Up to 2000, there was no law in Croatia on education in the minorities' languages, so all depended on the decisions of the ministers, who were as a rule disinclined to let classes in non-Croatian language.
The LAW ON EDUCATION IN MINORITY LANGUAGES (May 2000) provides for extensive possibilities for education in minority languages from the kindergarten up to secondary schools. The law also stipulates that the minority culture curricula are adopted by the Ministry of Education after opinion of the associations of the national minority concerned. School institutions with minority classes can use textbooks from the parent country subject to approval of the Ministry of Education.
Much will depend on how the law is implemented in practice, but as such it guarantees successfully education in the minority language. According to governmental information, mothertongue and bilingual education already exists at primary and secondary level in many minority languages.
A remaining problem is that in many textbooks the history of the former Yugoslavia has been omitted in favour of a more nationalistic Croat interpretation, and derogatory adjectives have been used in reference to minorities.
Roma remain largely outside the education system: an estimated 10% of Croatian Romani children begin primary school, and only 1% go to secondary school.

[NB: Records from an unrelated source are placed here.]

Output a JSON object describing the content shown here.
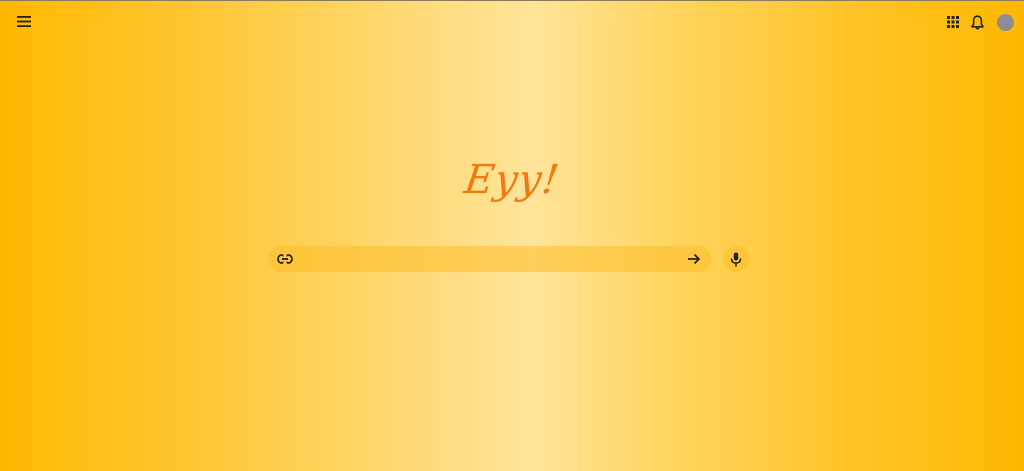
{
  "header": {
    "menu_icon": "hamburger-menu-icon",
    "apps_icon": "apps-grid-icon",
    "notifications_icon": "bell-icon",
    "avatar_color": "#8e8e92"
  },
  "logo": {
    "text": "Eyy!",
    "color": "#f07a10"
  },
  "search": {
    "leading_icon": "link-icon",
    "value": "",
    "placeholder": "",
    "submit_icon": "arrow-right-icon",
    "voice_icon": "microphone-icon"
  },
  "colors": {
    "background_edge": "#ffb800",
    "background_center": "#ffe49a",
    "search_bar_fill": "#ffc530"
  }
}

The government's respect for freedom of speech and press improved markedly after the change of regime. The strangulation of independent media through charging journalists for defamation has ceased, and self-censorship has largely disappeared. However, reform in public broadcasting has been slow, and a truly independent nationwide television station does not exist yet. The LAW ON CROATIAN RADIO AND TELEVISION (February 2001) provides that Croatian Broadcasting should develop informative programs for members of minorities and that the usage of the Croatian language is not obligatory for such programs. Regional radio stations and TV centers are specifically entrusted with the task of promoting regional programs and programs in languages of national minorities. It remains to be seen how these provisions will be implemented in practice. There are also print Media in minority languages, such as "La voce del popolo" for Italian speakers.

The laws passed in May 2000 grant a relatively high level of protection of cultural rights for national minorities, concerning the use of and education in their languages. But these provisions are not likely to compensate for the abolishment of the special status provisions and the lack of local government rights. Croatia still lacks clear rules at the constitutional level to set the frame of an effective participation of minorities in public life, and the Serb minority should see the "temporary" restrictions on its participation rights at the national level lifted.

Further Information:

US Department of State, Country Reports on Human Rights Practices, 2000

Opinion of the Venice Commission on the Croatian Constitutional Law amending the Constitutional Law of 1991 (2000)